Green water is a tricky culture to maintain, at least for me. When you don't
want it you have it and when you want it, its hard to get it going. I'd be
interested to hear others comments upon how to culture it.

Once you have a good culture of it, its not difficult to feed it; as Paul
suggests, some fish and plenty of fish food with bright light seems to help.
I think its important to keep the oxygen levels in the water high because if
you don't, you can sure end up with a cyanobacteria problem instead of the
green water. It also helps to start with a good culture.

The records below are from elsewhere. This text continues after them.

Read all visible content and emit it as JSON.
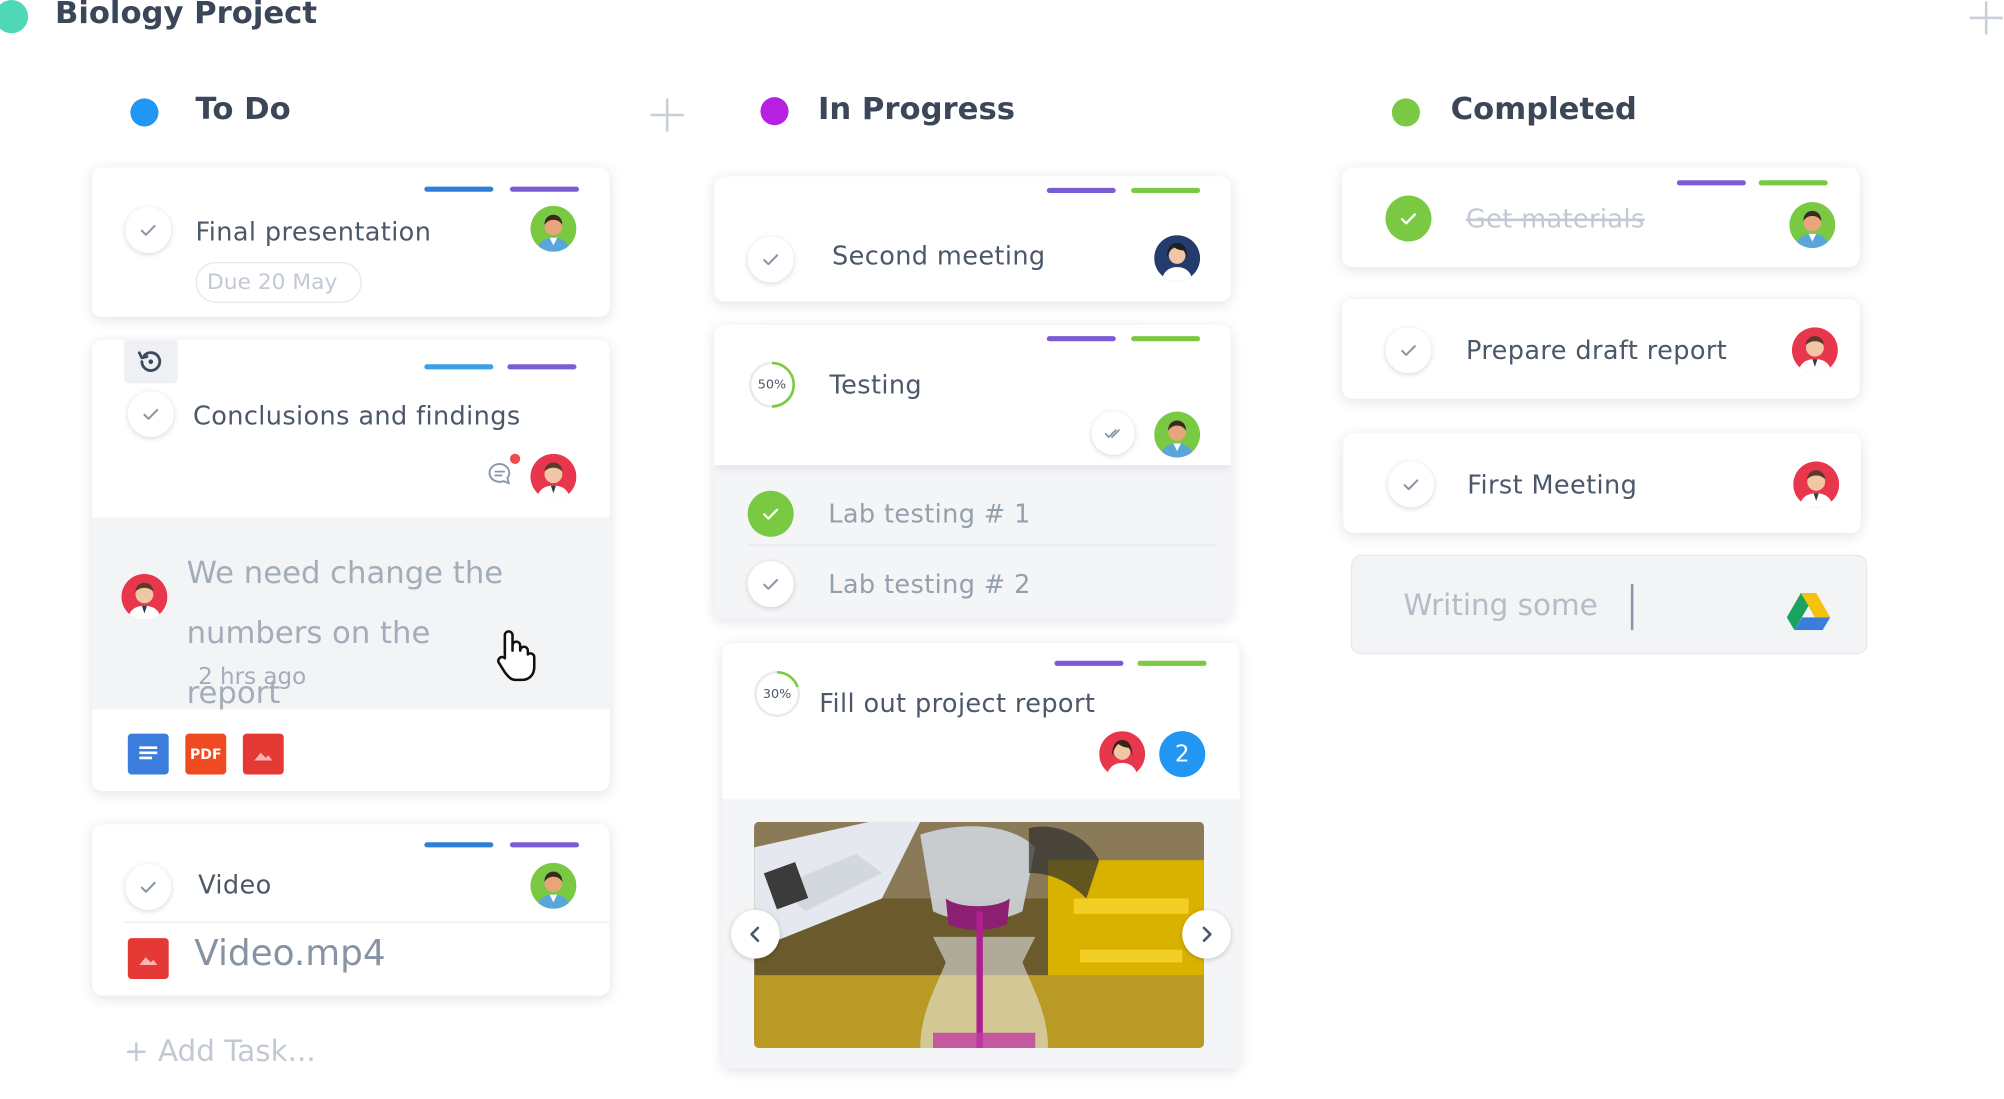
{
  "project": {
    "title": "Biology Project",
    "dot_color": "#4fd8b6"
  },
  "columns": [
    {
      "title": "To Do",
      "color": "#2196f3"
    },
    {
      "title": "In Progress",
      "color": "#b620e0"
    },
    {
      "title": "Completed",
      "color": "#7ac943"
    }
  ],
  "todo": {
    "final_presentation": {
      "title": "Final presentation",
      "due": "Due 20 May"
    },
    "conclusions": {
      "title": "Conclusions and findings",
      "comment": "We need change the numbers on the report",
      "comment_time": "2 hrs ago",
      "attachments": [
        "docs-icon",
        "pdf-icon",
        "image-icon"
      ],
      "pdf_label": "PDF"
    },
    "video": {
      "title": "Video",
      "file": "Video.mp4"
    },
    "add_task": "+ Add Task..."
  },
  "in_progress": {
    "second_meeting": {
      "title": "Second meeting"
    },
    "testing": {
      "title": "Testing",
      "progress": "50%",
      "subtasks": [
        {
          "label": "Lab testing # 1",
          "done": true
        },
        {
          "label": "Lab testing # 2",
          "done": false
        }
      ]
    },
    "report": {
      "title": "Fill out project report",
      "progress": "30%",
      "extra_members": "2"
    }
  },
  "completed": {
    "get_materials": {
      "title": "Get materials",
      "done": true
    },
    "draft_report": {
      "title": "Prepare draft report"
    },
    "first_meeting": {
      "title": "First Meeting"
    },
    "new_task_input": {
      "value": "Writing some",
      "icon": "google-drive-icon"
    }
  },
  "colors": {
    "blue_tag": "#2f7fd6",
    "purple_tag": "#7b5cd6",
    "green_tag": "#7ac943",
    "light_blue_tag": "#3aa0e8",
    "done_green": "#7ac943"
  }
}
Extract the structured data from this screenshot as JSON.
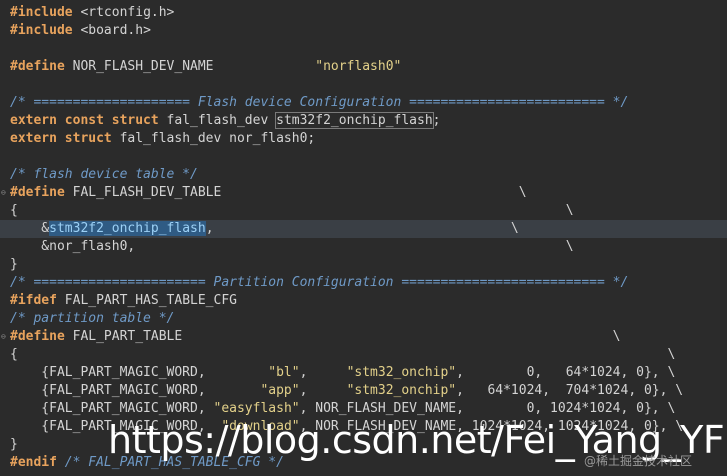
{
  "editor": {
    "lines": [
      {
        "k": "#include",
        "rest": " <rtconfig.h>"
      },
      {
        "k": "#include",
        "rest": " <board.h>"
      },
      {
        "text": ""
      },
      {
        "k": "#define",
        "name": " NOR_FLASH_DEV_NAME",
        "pad": "             ",
        "str": "\"norflash0\""
      },
      {
        "text": ""
      },
      {
        "comment": "/* ==================== Flash device Configuration ========================= */"
      },
      {
        "k": "extern const struct",
        "rest": " fal_flash_dev ",
        "box": "stm32f2_onchip_flash",
        "tail": ";"
      },
      {
        "k": "extern struct",
        "rest": " fal_flash_dev nor_flash0;"
      },
      {
        "text": ""
      },
      {
        "comment": "/* flash device table */"
      },
      {
        "k": "#define",
        "rest": " FAL_FLASH_DEV_TABLE",
        "tail": "                                      \\"
      },
      {
        "text": "{                                                                      \\"
      },
      {
        "pre": "    &",
        "sel": "stm32f2_onchip_flash",
        "tail": ",                                      \\"
      },
      {
        "text": "    &nor_flash0,                                                       \\"
      },
      {
        "text": "}"
      },
      {
        "comment": "/* ====================== Partition Configuration ========================== */"
      },
      {
        "k": "#ifdef",
        "rest": " FAL_PART_HAS_TABLE_CFG"
      },
      {
        "comment": "/* partition table */"
      },
      {
        "k": "#define",
        "rest": " FAL_PART_TABLE",
        "tail": "                                                       \\"
      },
      {
        "text": "{                                                                                   \\"
      },
      {
        "text": "    {FAL_PART_MAGIC_WORD,        ",
        "s1": "\"bl\"",
        "m1": ",     ",
        "s2": "\"stm32_onchip\"",
        "end": ",        0,   64*1024, 0}, \\"
      },
      {
        "text": "    {FAL_PART_MAGIC_WORD,       ",
        "s1": "\"app\"",
        "m1": ",     ",
        "s2": "\"stm32_onchip\"",
        "end": ",   64*1024,  704*1024, 0}, \\"
      },
      {
        "text": "    {FAL_PART_MAGIC_WORD, ",
        "s1": "\"easyflash\"",
        "m1": ", NOR_FLASH_DEV_NAME,",
        "end": "        0, 1024*1024, 0}, \\"
      },
      {
        "text": "    {FAL_PART_MAGIC_WORD,  ",
        "s1": "\"download\"",
        "m1": ", NOR_FLASH_DEV_NAME, ",
        "end": "1024*1024, 1024*1024, 0}, \\"
      },
      {
        "text": "}"
      },
      {
        "k": "#endif",
        "comment_tail": " /* FAL_PART_HAS_TABLE_CFG */"
      }
    ]
  },
  "watermark": {
    "url": "https://blog.csdn.net/Fei_Yang_YF",
    "site": "@稀土掘金技术社区"
  },
  "colors": {
    "background": "#2b2b2b",
    "keyword": "#e8a35d",
    "string": "#e3d18a",
    "comment": "#6f9ac7",
    "selection": "#2f5b84"
  }
}
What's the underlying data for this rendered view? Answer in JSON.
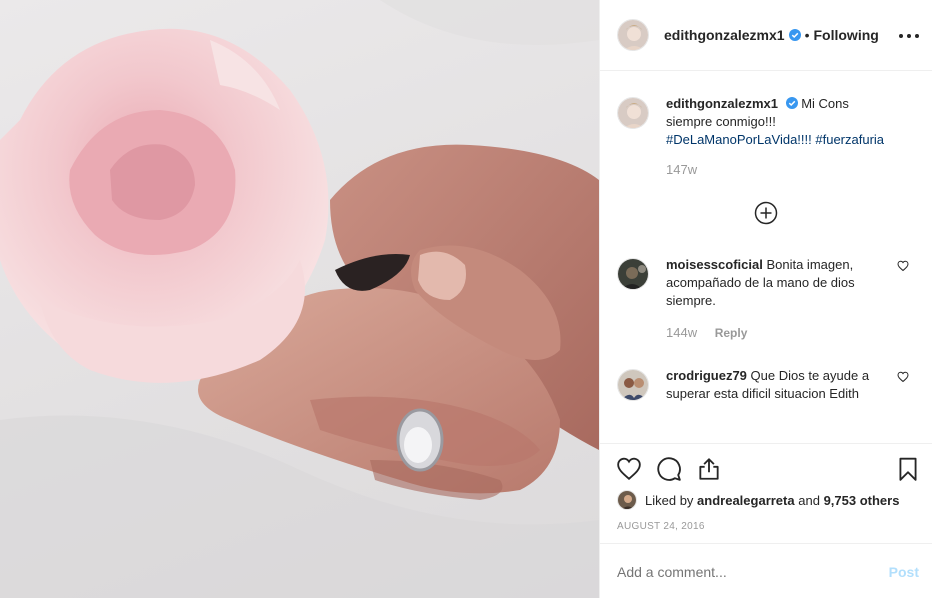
{
  "header": {
    "username": "edithgonzalezmx1",
    "separator": "•",
    "follow_status": "Following",
    "more_icon": "more-horizontal-icon",
    "verified_icon": "verified-badge-icon"
  },
  "caption": {
    "username": "edithgonzalezmx1",
    "text": "Mi Cons siempre conmigo!!!",
    "hashtags": [
      "#DeLaManoPorLaVida!!!!",
      "#fuerzafuria"
    ],
    "time": "147w"
  },
  "load_more_icon": "plus-circle-icon",
  "comments": [
    {
      "username": "moisesscoficial",
      "text": "Bonita imagen, acompañado de la mano de dios siempre.",
      "time": "144w",
      "reply_label": "Reply"
    },
    {
      "username": "crodriguez79",
      "text": "Que Dios te ayude a superar esta dificil situacion Edith"
    }
  ],
  "actions": {
    "like_icon": "heart-icon",
    "comment_icon": "comment-bubble-icon",
    "share_icon": "share-icon",
    "save_icon": "bookmark-icon"
  },
  "likes": {
    "prefix": "Liked by",
    "user": "andrealegarreta",
    "connector": "and",
    "others": "9,753 others"
  },
  "date": "AUGUST 24, 2016",
  "add_comment": {
    "placeholder": "Add a comment...",
    "post_label": "Post"
  },
  "colors": {
    "text": "#262626",
    "muted": "#999999",
    "link": "#003569",
    "verified": "#3897f0",
    "post_disabled": "#b2dffc",
    "border": "#efefef"
  }
}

For some reason,
green water cultures don't seem to start spontaneously for me. I think you
need to have fish in a green water culture to control the growth of
infusoria which can prevent the green water algae from reproducing to a
sufficient population.

The Killie people here in Vancouver area have good luck raising massive
crops of Daphnia by feeding with yeast. Not every culture is a success so
there maybe some unknown factors such as pH. The guy who did the best also
started out by seeding his outdoor kiddie pond with manure & a little lime I
think. He buried a kiddie pond in the ground outdoors under partial shade of
some evergreens trees and controlled unwanted growth & slime by just washing
the excess over the edge of the pond with a garden hose. Of course, he also
had some mosquitoes breeding in there but the mosquito larvae make excellent
fish food too. Not every wife is as understanding about mosquitoes.

I've seen other people culturing Daphnia indoors in aquariums but the crops
are always very slim. I think there is a real knack for knowing how much to
feed and a certain among of serendipity too. Green water is a good food for
Daphnia because you can't over feed but I'm not sure if its best if you need
to maintain a huge Daphnia colony because of the amounts that you would need
to produce. Feeding a heavy green water culture might be just as tricky as
feeding a big Daphnia colony because it can crash too. I suspect it helps to
have tap water with a good amount of calcium already in it.

> Date: Sun, 8 Dec 2002 09:13:09 -0600
> From: Paul Krombholz <krombhol at teclink_net>
> Subject: Re: Daphnia feeding
> Green water is the best food for Daphnia.  It is less
> oxygen-consuming than bacterial cultures, and can be produced in
> large quantities by keeping a brightly lit guppy tank with few or no
> plants.